What is the Lottery?

The lottery is a game of chance in which people draw numbers to win prizes, usually cash. The prize money may be divided into a series of payments or may be a single lump sum. The prize amounts can range from small prizes to large jackpots. The prize amounts are often advertised in newspapers and on television. Lottery games are popular around the world and generate substantial revenues for states and sponsors. The prize money is sometimes used for public services. However, critics have charged that the lottery promotes addictive gambling behavior and acts as a regressive tax on poor people.

The word lottery originates from the Dutch word lot, which means fate or fortune. The first lottery-like games are believed to have been held in the Netherlands in the 15th century. Some of these were private, while others were state-sponsored. In colonial America, lottery proceeds were used to finance public projects such as roads, canals, and churches. Some early lotteries also financed colleges and universities, as well as military fortifications.

It is important to note that winning the lottery does not automatically guarantee happiness. In fact, there are several cases of lottery winners who find themselves worse off after winning the jackpot. The reason is that lottery winners are often forced to spend their winnings on expensive items and lifestyle enhancements, which can quickly deplete a person’s financial resources. In addition, the excitement of winning can cause some people to make foolish decisions that could cost them their fortunes.

Despite the controversy surrounding lotteries, they continue to be very popular among many citizens, especially during times of economic stress. The main argument for state-sponsored lotteries is that they provide a way to raise money without increasing taxes. This argument has been successful in convincing voters and politicians in every state that has adopted a lottery.

A key factor in retaining the public’s approval for the lottery is its perceived contribution to some specific form of public good, such as education. This is particularly effective in the current climate of fiscal austerity, when public officials are under pressure to reduce state spending and raise new revenue.

Although lottery proceeds are not direct tax revenues, they do have a significant impact on state budgets. In addition, lotteries are generally considered a more attractive source of public funds than other forms of gambling, such as casino gaming and horse racing, which tend to be more stigmatized.

In order to increase your chances of winning, you should choose a variety of numbers and avoid using the same numbers over and over again. This can lead to a streak of bad luck. You can also try playing a lottery with less numbers, such as a state pick-3 lottery game, which has better odds than larger games.

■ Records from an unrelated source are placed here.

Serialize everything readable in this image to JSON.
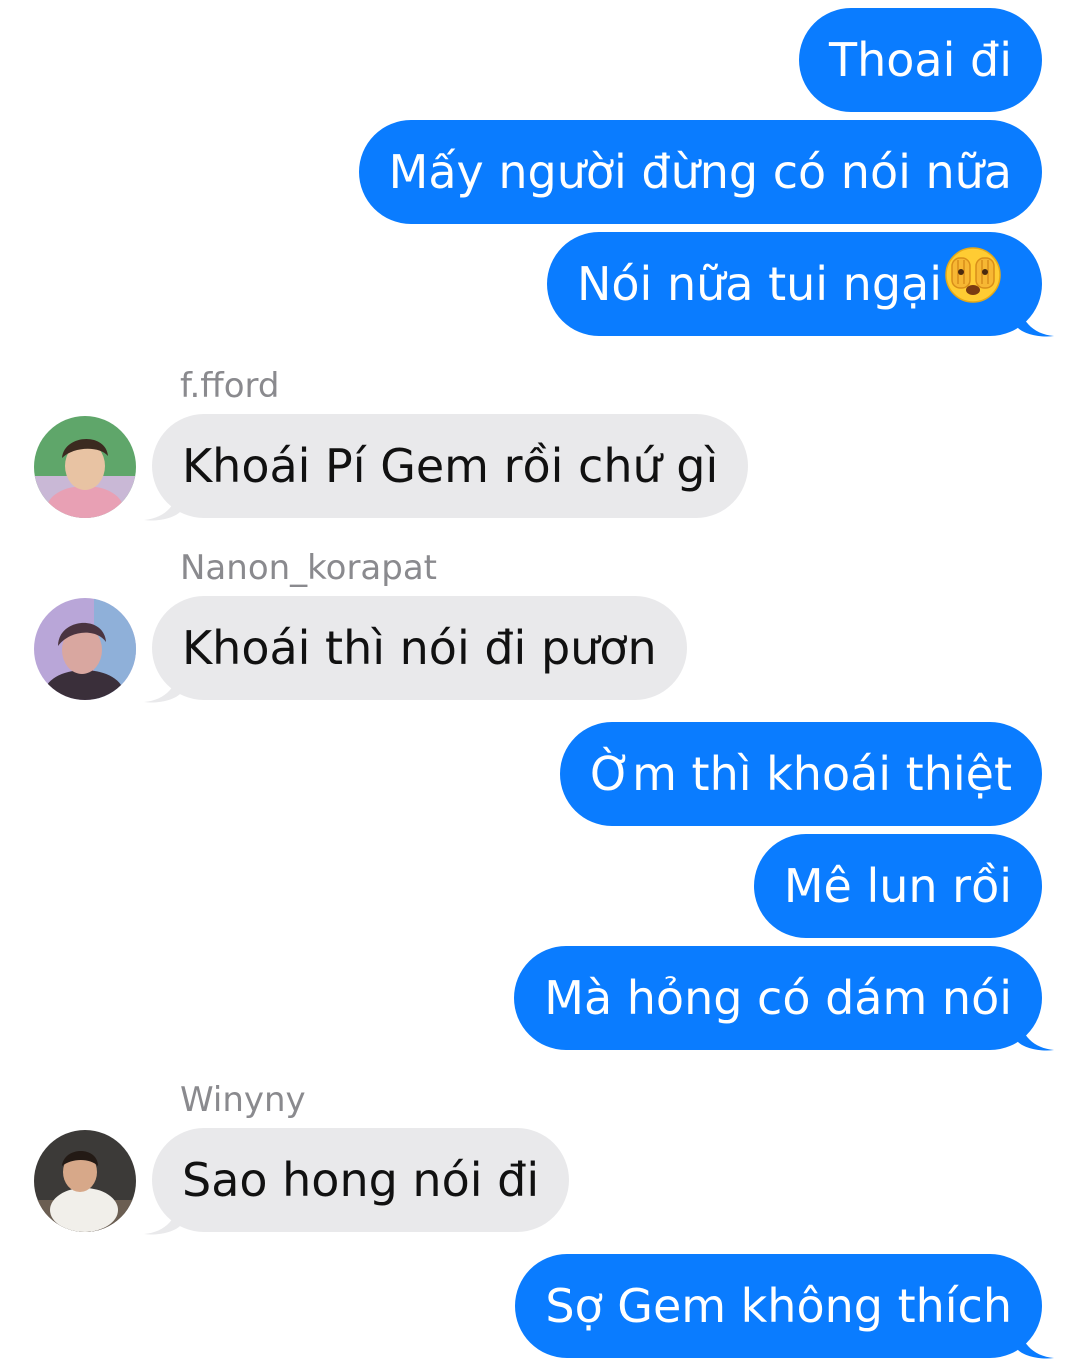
{
  "colors": {
    "outgoing_bubble": "#0a7cff",
    "incoming_bubble": "#e9e9eb",
    "sender_name": "#8a8a8e"
  },
  "messages": [
    {
      "side": "out",
      "text": "Thoai đi"
    },
    {
      "side": "out",
      "text": "Mấy người đừng có nói nữa"
    },
    {
      "side": "out",
      "text": "Nói nữa tui ngại",
      "emoji": "face-with-peeking-eye-emoji"
    },
    {
      "side": "in",
      "sender": "f.fford",
      "text": "Khoái Pí Gem rồi chứ gì"
    },
    {
      "side": "in",
      "sender": "Nanon_korapat",
      "text": "Khoái thì nói đi pươn"
    },
    {
      "side": "out",
      "text": "Ờm thì khoái thiệt"
    },
    {
      "side": "out",
      "text": "Mê lun rồi"
    },
    {
      "side": "out",
      "text": "Mà hỏng có dám nói"
    },
    {
      "side": "in",
      "sender": "Winyny",
      "text": "Sao hong nói đi"
    },
    {
      "side": "out",
      "text": "Sợ Gem không thích"
    }
  ]
}
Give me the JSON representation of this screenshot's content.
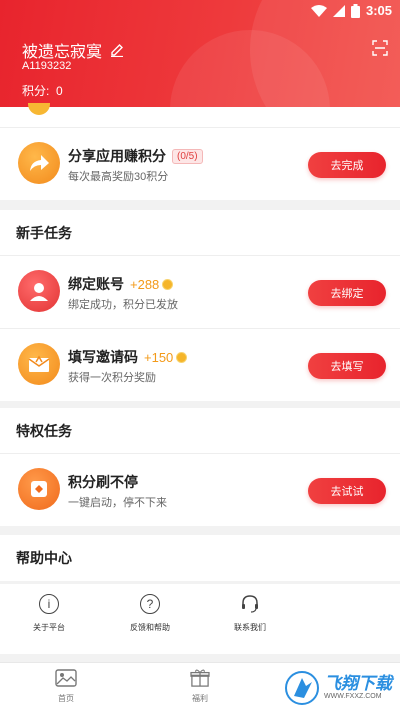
{
  "status": {
    "time": "3:05"
  },
  "profile": {
    "username": "被遗忘寂寞",
    "user_id": "A1193232",
    "points_label": "积分:",
    "points_value": "0"
  },
  "tasks_top": [
    {
      "title": "分享应用赚积分",
      "badge": "(0/5)",
      "sub": "每次最高奖励30积分",
      "button": "去完成"
    }
  ],
  "section_newbie": "新手任务",
  "tasks_newbie": [
    {
      "title": "绑定账号",
      "bonus": "+288",
      "sub": "绑定成功，积分已发放",
      "button": "去绑定"
    },
    {
      "title": "填写邀请码",
      "bonus": "+150",
      "sub": "获得一次积分奖励",
      "button": "去填写"
    }
  ],
  "section_privilege": "特权任务",
  "tasks_privilege": [
    {
      "title": "积分刷不停",
      "sub": "一键启动，停不下来",
      "button": "去试试"
    }
  ],
  "section_help": "帮助中心",
  "help_items": [
    {
      "label": "关于平台",
      "icon": "info-icon"
    },
    {
      "label": "反馈和帮助",
      "icon": "question-icon"
    },
    {
      "label": "联系我们",
      "icon": "headset-icon"
    }
  ],
  "tabs": [
    {
      "label": "首页",
      "icon": "image-icon"
    },
    {
      "label": "福利",
      "icon": "gift-icon"
    }
  ],
  "watermark": {
    "text": "飞翔下载",
    "url": "WWW.FXXZ.COM"
  },
  "colors": {
    "accent": "#e8242d",
    "bonus": "#f39a19"
  }
}
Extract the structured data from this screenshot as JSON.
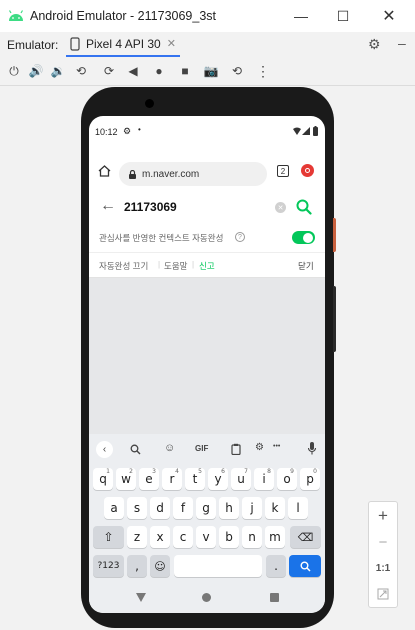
{
  "window": {
    "title": "Android Emulator - 21173069_3st"
  },
  "emulator": {
    "label": "Emulator:",
    "device_tab": "Pixel 4 API 30"
  },
  "status": {
    "time": "10:12"
  },
  "browser": {
    "url": "m.naver.com",
    "tab_count": "2"
  },
  "search": {
    "query": "21173069"
  },
  "options": {
    "autocomplete_text": "관심사를 반영한 컨텍스트 자동완성",
    "toggle_on": true
  },
  "links": {
    "off": "자동완성 끄기",
    "help": "도움말",
    "report": "신고",
    "close": "닫기"
  },
  "keyboard": {
    "toolbar": {
      "gif": "GIF",
      "more": "•••"
    },
    "row1": [
      {
        "k": "q",
        "h": "1"
      },
      {
        "k": "w",
        "h": "2"
      },
      {
        "k": "e",
        "h": "3"
      },
      {
        "k": "r",
        "h": "4"
      },
      {
        "k": "t",
        "h": "5"
      },
      {
        "k": "y",
        "h": "6"
      },
      {
        "k": "u",
        "h": "7"
      },
      {
        "k": "i",
        "h": "8"
      },
      {
        "k": "o",
        "h": "9"
      },
      {
        "k": "p",
        "h": "0"
      }
    ],
    "row2": [
      "a",
      "s",
      "d",
      "f",
      "g",
      "h",
      "j",
      "k",
      "l"
    ],
    "row3": [
      "z",
      "x",
      "c",
      "v",
      "b",
      "n",
      "m"
    ],
    "sym": "?123",
    "comma": ",",
    "period": "."
  },
  "zoom": {
    "plus": "+",
    "minus": "−",
    "ratio": "1:1"
  },
  "colors": {
    "accent": "#03c75a",
    "android_green": "#3ddc84",
    "tab_underline": "#3574f0",
    "search_blue": "#1a73e8"
  }
}
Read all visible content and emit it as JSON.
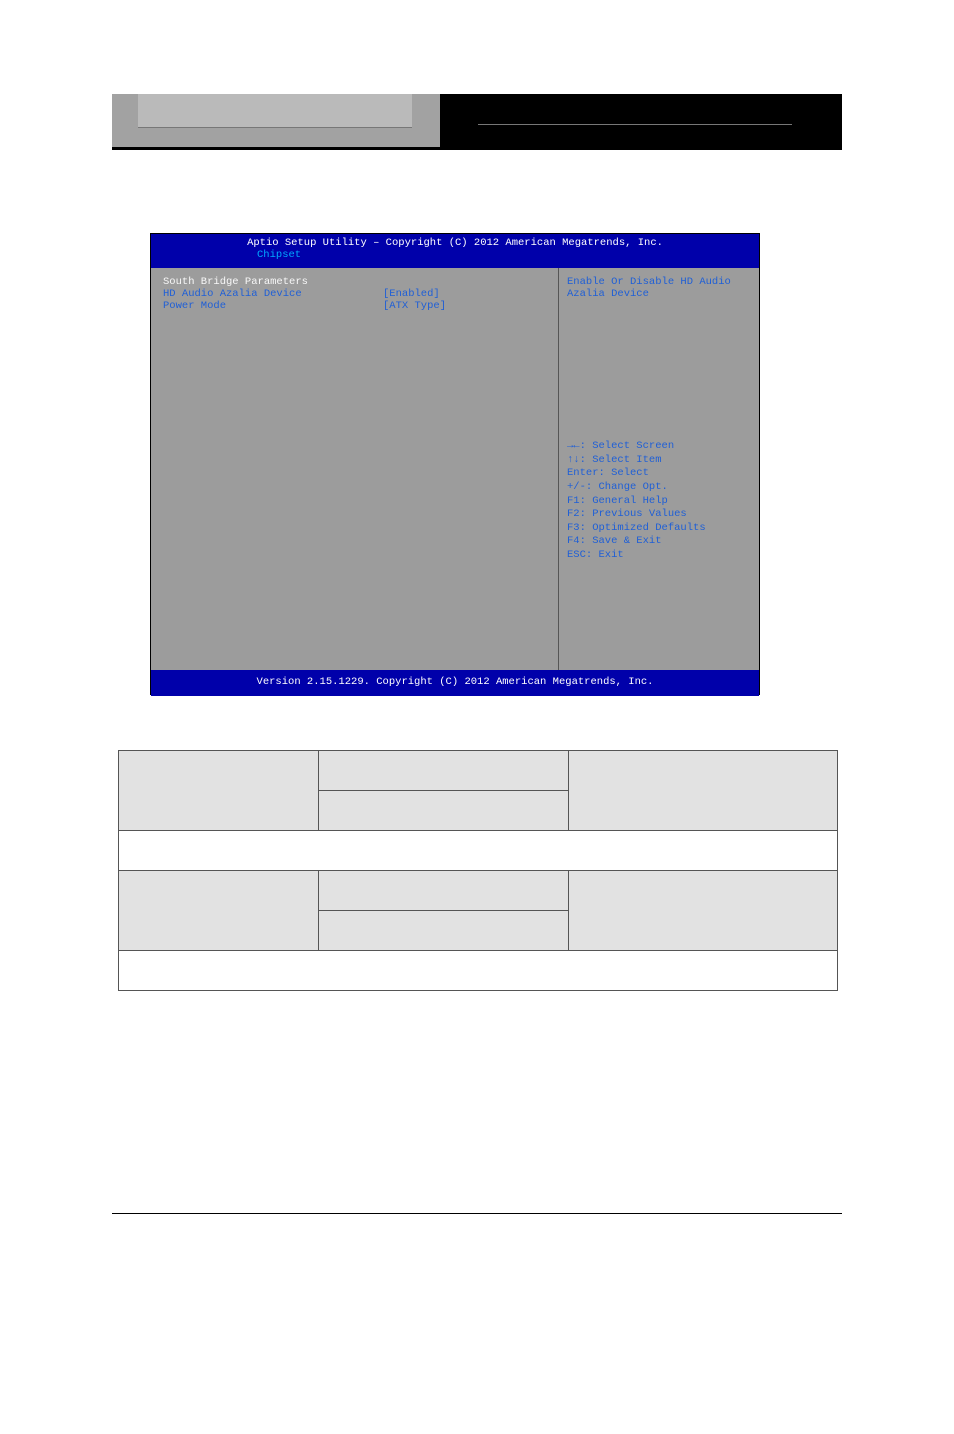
{
  "bios": {
    "title_line": "Aptio Setup Utility – Copyright (C) 2012 American Megatrends, Inc.",
    "tab": "Chipset",
    "section": "South Bridge Parameters",
    "items": [
      {
        "label": "HD Audio Azalia Device",
        "value": "[Enabled]"
      },
      {
        "label": "",
        "value": ""
      },
      {
        "label": "Power Mode",
        "value": "[ATX Type]"
      }
    ],
    "help_desc_l1": "Enable Or Disable HD Audio",
    "help_desc_l2": "Azalia Device",
    "keys": [
      "→←: Select Screen",
      "↑↓: Select Item",
      "Enter: Select",
      "+/-: Change Opt.",
      "F1: General Help",
      "F2: Previous Values",
      "F3: Optimized Defaults",
      "F4: Save & Exit",
      "ESC: Exit"
    ],
    "footer": "Version 2.15.1229. Copyright (C) 2012 American Megatrends, Inc."
  },
  "table": {
    "r1c1": "",
    "r1c2": "",
    "r1c3": "",
    "r2c2": "",
    "r3_full": "",
    "r4c1": "",
    "r4c2": "",
    "r4c3": "",
    "r5c2": "",
    "r6_full": ""
  }
}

It is also a good idea to buy more tickets than you actually plan on using, because each number has an equal chance of being drawn. You should also avoid picking numbers that have a sentimental value, such as birthdays or family members’ names. Instead, try to use random numbers that aren’t close together, as this will make other players less likely to select those numbers.